### [What to work on]
Say how many lines of the listing below hold the word "padding". Give only that number.

====== Information ======

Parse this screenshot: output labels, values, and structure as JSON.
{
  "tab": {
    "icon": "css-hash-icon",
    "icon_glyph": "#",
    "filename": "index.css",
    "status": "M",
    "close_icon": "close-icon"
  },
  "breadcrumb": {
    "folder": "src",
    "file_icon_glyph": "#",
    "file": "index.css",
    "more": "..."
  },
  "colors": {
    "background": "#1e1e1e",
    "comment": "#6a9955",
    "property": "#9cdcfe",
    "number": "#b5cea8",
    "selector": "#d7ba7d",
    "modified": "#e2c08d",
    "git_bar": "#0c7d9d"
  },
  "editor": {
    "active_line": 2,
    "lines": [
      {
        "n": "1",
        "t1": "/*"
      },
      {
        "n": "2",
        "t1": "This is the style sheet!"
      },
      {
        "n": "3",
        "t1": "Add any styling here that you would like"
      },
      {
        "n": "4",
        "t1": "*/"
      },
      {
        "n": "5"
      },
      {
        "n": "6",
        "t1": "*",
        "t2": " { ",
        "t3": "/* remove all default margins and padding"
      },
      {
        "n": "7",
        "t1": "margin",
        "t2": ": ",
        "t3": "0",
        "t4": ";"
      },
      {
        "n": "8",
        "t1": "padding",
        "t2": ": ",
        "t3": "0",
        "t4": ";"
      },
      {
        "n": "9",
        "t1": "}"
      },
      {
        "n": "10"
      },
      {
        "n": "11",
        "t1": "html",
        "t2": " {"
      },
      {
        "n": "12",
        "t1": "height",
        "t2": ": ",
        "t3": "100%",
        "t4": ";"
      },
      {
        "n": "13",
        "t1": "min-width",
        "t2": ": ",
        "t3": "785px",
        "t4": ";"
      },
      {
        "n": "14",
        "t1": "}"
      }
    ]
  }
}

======

### [Result below]
2